§ **Your assignment**:
Each entry must be output once more without any change.

§ **Extracted information**:
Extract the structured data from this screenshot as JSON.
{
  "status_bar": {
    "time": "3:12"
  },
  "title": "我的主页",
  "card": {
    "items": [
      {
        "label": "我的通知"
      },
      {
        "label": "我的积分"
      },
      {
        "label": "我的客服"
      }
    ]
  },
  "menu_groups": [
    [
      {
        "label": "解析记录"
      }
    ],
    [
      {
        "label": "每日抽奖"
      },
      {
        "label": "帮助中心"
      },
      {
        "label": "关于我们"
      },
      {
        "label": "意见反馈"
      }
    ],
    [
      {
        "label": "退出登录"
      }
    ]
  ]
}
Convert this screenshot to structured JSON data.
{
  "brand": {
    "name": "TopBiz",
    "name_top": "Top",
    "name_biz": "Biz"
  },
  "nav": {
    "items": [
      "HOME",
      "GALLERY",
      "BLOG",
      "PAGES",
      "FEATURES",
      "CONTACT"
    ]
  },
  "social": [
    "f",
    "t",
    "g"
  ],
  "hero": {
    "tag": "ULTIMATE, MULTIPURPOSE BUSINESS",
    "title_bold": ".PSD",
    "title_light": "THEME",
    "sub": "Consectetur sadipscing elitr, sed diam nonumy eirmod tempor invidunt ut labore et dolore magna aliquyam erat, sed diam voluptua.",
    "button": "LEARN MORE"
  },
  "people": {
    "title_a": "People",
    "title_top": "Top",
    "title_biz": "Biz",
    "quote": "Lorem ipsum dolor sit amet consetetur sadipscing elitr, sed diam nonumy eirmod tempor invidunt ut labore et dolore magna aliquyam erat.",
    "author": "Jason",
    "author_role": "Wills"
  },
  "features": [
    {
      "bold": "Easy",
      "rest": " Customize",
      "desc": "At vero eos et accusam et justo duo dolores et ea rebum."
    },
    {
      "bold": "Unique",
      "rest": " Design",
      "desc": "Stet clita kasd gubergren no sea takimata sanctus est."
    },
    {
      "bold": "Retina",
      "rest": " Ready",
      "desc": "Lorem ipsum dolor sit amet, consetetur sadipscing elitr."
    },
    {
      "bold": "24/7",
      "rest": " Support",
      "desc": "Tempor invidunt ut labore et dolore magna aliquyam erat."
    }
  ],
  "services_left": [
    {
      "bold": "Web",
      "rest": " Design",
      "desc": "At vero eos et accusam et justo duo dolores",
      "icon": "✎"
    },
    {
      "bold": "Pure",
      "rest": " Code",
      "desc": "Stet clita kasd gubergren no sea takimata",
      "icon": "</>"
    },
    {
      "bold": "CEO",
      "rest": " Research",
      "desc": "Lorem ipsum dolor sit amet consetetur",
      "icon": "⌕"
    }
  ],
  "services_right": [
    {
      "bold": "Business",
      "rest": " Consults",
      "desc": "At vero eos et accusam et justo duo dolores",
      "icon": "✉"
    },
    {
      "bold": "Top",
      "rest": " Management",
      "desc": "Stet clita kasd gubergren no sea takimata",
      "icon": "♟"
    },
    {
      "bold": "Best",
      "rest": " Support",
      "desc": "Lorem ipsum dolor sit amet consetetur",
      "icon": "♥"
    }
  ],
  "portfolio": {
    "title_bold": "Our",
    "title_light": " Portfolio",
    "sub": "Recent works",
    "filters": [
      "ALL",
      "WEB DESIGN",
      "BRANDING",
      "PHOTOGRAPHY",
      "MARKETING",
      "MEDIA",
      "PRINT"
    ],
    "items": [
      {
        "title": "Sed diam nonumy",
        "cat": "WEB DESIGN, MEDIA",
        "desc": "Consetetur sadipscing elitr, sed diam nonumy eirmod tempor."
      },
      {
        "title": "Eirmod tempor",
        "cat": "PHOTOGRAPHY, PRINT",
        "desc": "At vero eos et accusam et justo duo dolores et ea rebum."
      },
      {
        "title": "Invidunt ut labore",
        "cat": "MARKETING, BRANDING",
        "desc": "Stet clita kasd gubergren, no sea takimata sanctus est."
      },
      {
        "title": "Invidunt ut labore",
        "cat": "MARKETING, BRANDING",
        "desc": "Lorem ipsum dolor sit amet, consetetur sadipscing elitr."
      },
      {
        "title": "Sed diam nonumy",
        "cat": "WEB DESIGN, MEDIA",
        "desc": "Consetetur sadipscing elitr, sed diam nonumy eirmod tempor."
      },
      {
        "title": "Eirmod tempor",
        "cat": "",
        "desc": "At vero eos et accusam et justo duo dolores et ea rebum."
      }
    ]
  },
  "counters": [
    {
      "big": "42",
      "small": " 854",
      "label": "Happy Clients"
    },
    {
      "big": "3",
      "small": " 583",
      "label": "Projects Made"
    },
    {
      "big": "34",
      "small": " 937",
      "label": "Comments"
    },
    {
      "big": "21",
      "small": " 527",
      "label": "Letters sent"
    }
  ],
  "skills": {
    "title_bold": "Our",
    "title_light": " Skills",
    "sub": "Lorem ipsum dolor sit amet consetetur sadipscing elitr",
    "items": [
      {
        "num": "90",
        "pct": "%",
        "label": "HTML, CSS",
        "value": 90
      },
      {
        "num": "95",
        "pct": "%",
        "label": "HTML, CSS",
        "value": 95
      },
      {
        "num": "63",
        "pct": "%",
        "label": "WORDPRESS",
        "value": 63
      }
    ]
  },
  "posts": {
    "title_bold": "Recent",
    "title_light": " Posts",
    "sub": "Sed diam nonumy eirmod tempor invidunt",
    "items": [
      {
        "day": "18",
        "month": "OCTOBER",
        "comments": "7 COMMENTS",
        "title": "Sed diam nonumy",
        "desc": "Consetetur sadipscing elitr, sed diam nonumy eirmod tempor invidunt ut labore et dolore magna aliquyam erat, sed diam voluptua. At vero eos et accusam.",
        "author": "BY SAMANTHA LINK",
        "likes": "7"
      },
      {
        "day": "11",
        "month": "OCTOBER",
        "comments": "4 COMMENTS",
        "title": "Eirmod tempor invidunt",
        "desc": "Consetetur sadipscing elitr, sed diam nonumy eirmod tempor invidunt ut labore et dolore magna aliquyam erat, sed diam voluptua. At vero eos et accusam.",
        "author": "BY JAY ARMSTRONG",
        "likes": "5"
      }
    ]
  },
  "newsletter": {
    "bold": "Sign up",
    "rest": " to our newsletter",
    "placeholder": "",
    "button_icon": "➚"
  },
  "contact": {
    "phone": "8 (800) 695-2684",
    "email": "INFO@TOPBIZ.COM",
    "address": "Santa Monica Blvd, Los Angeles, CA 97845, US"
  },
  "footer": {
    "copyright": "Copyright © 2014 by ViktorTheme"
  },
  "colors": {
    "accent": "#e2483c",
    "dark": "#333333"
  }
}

§ **Answer to the exercise**:
Extract the structured data from this screenshot as JSON.
{
  "status_bar": {
    "time": "3:12"
  },
  "title": "我的主页",
  "card": {
    "items": [
      {
        "label": "我的通知"
      },
      {
        "label": "我的积分"
      },
      {
        "label": "我的客服"
      }
    ]
  },
  "menu_groups": [
    [
      {
        "label": "解析记录"
      }
    ],
    [
      {
        "label": "每日抽奖"
      },
      {
        "label": "帮助中心"
      },
      {
        "label": "关于我们"
      },
      {
        "label": "意见反馈"
      }
    ],
    [
      {
        "label": "退出登录"
      }
    ]
  ]
}
Convert this screenshot to structured JSON data.
{
  "brand": {
    "name": "TopBiz",
    "name_top": "Top",
    "name_biz": "Biz"
  },
  "nav": {
    "items": [
      "HOME",
      "GALLERY",
      "BLOG",
      "PAGES",
      "FEATURES",
      "CONTACT"
    ]
  },
  "social": [
    "f",
    "t",
    "g"
  ],
  "hero": {
    "tag": "ULTIMATE, MULTIPURPOSE BUSINESS",
    "title_bold": ".PSD",
    "title_light": "THEME",
    "sub": "Consectetur sadipscing elitr, sed diam nonumy eirmod tempor invidunt ut labore et dolore magna aliquyam erat, sed diam voluptua.",
    "button": "LEARN MORE"
  },
  "people": {
    "title_a": "People",
    "title_top": "Top",
    "title_biz": "Biz",
    "quote": "Lorem ipsum dolor sit amet consetetur sadipscing elitr, sed diam nonumy eirmod tempor invidunt ut labore et dolore magna aliquyam erat.",
    "author": "Jason",
    "author_role": "Wills"
  },
  "features": [
    {
      "bold": "Easy",
      "rest": " Customize",
      "desc": "At vero eos et accusam et justo duo dolores et ea rebum."
    },
    {
      "bold": "Unique",
      "rest": " Design",
      "desc": "Stet clita kasd gubergren no sea takimata sanctus est."
    },
    {
      "bold": "Retina",
      "rest": " Ready",
      "desc": "Lorem ipsum dolor sit amet, consetetur sadipscing elitr."
    },
    {
      "bold": "24/7",
      "rest": " Support",
      "desc": "Tempor invidunt ut labore et dolore magna aliquyam erat."
    }
  ],
  "services_left": [
    {
      "bold": "Web",
      "rest": " Design",
      "desc": "At vero eos et accusam et justo duo dolores",
      "icon": "✎"
    },
    {
      "bold": "Pure",
      "rest": " Code",
      "desc": "Stet clita kasd gubergren no sea takimata",
      "icon": "</>"
    },
    {
      "bold": "CEO",
      "rest": " Research",
      "desc": "Lorem ipsum dolor sit amet consetetur",
      "icon": "⌕"
    }
  ],
  "services_right": [
    {
      "bold": "Business",
      "rest": " Consults",
      "desc": "At vero eos et accusam et justo duo dolores",
      "icon": "✉"
    },
    {
      "bold": "Top",
      "rest": " Management",
      "desc": "Stet clita kasd gubergren no sea takimata",
      "icon": "♟"
    },
    {
      "bold": "Best",
      "rest": " Support",
      "desc": "Lorem ipsum dolor sit amet consetetur",
      "icon": "♥"
    }
  ],
  "portfolio": {
    "title_bold": "Our",
    "title_light": " Portfolio",
    "sub": "Recent works",
    "filters": [
      "ALL",
      "WEB DESIGN",
      "BRANDING",
      "PHOTOGRAPHY",
      "MARKETING",
      "MEDIA",
      "PRINT"
    ],
    "items": [
      {
        "title": "Sed diam nonumy",
        "cat": "WEB DESIGN, MEDIA",
        "desc": "Consetetur sadipscing elitr, sed diam nonumy eirmod tempor."
      },
      {
        "title": "Eirmod tempor",
        "cat": "PHOTOGRAPHY, PRINT",
        "desc": "At vero eos et accusam et justo duo dolores et ea rebum."
      },
      {
        "title": "Invidunt ut labore",
        "cat": "MARKETING, BRANDING",
        "desc": "Stet clita kasd gubergren, no sea takimata sanctus est."
      },
      {
        "title": "Invidunt ut labore",
        "cat": "MARKETING, BRANDING",
        "desc": "Lorem ipsum dolor sit amet, consetetur sadipscing elitr."
      },
      {
        "title": "Sed diam nonumy",
        "cat": "WEB DESIGN, MEDIA",
        "desc": "Consetetur sadipscing elitr, sed diam nonumy eirmod tempor."
      },
      {
        "title": "Eirmod tempor",
        "cat": "",
        "desc": "At vero eos et accusam et justo duo dolores et ea rebum."
      }
    ]
  },
  "counters": [
    {
      "big": "42",
      "small": " 854",
      "label": "Happy Clients"
    },
    {
      "big": "3",
      "small": " 583",
      "label": "Projects Made"
    },
    {
      "big": "34",
      "small": " 937",
      "label": "Comments"
    },
    {
      "big": "21",
      "small": " 527",
      "label": "Letters sent"
    }
  ],
  "skills": {
    "title_bold": "Our",
    "title_light": " Skills",
    "sub": "Lorem ipsum dolor sit amet consetetur sadipscing elitr",
    "items": [
      {
        "num": "90",
        "pct": "%",
        "label": "HTML, CSS",
        "value": 90
      },
      {
        "num": "95",
        "pct": "%",
        "label": "HTML, CSS",
        "value": 95
      },
      {
        "num": "63",
        "pct": "%",
        "label": "WORDPRESS",
        "value": 63
      }
    ]
  },
  "posts": {
    "title_bold": "Recent",
    "title_light": " Posts",
    "sub": "Sed diam nonumy eirmod tempor invidunt",
    "items": [
      {
        "day": "18",
        "month": "OCTOBER",
        "comments": "7 COMMENTS",
        "title": "Sed diam nonumy",
        "desc": "Consetetur sadipscing elitr, sed diam nonumy eirmod tempor invidunt ut labore et dolore magna aliquyam erat, sed diam voluptua. At vero eos et accusam.",
        "author": "BY SAMANTHA LINK",
        "likes": "7"
      },
      {
        "day": "11",
        "month": "OCTOBER",
        "comments": "4 COMMENTS",
        "title": "Eirmod tempor invidunt",
        "desc": "Consetetur sadipscing elitr, sed diam nonumy eirmod tempor invidunt ut labore et dolore magna aliquyam erat, sed diam voluptua. At vero eos et accusam.",
        "author": "BY JAY ARMSTRONG",
        "likes": "5"
      }
    ]
  },
  "newsletter": {
    "bold": "Sign up",
    "rest": " to our newsletter",
    "placeholder": "",
    "button_icon": "➚"
  },
  "contact": {
    "phone": "8 (800) 695-2684",
    "email": "INFO@TOPBIZ.COM",
    "address": "Santa Monica Blvd, Los Angeles, CA 97845, US"
  },
  "footer": {
    "copyright": "Copyright © 2014 by ViktorTheme"
  },
  "colors": {
    "accent": "#e2483c",
    "dark": "#333333"
  }
}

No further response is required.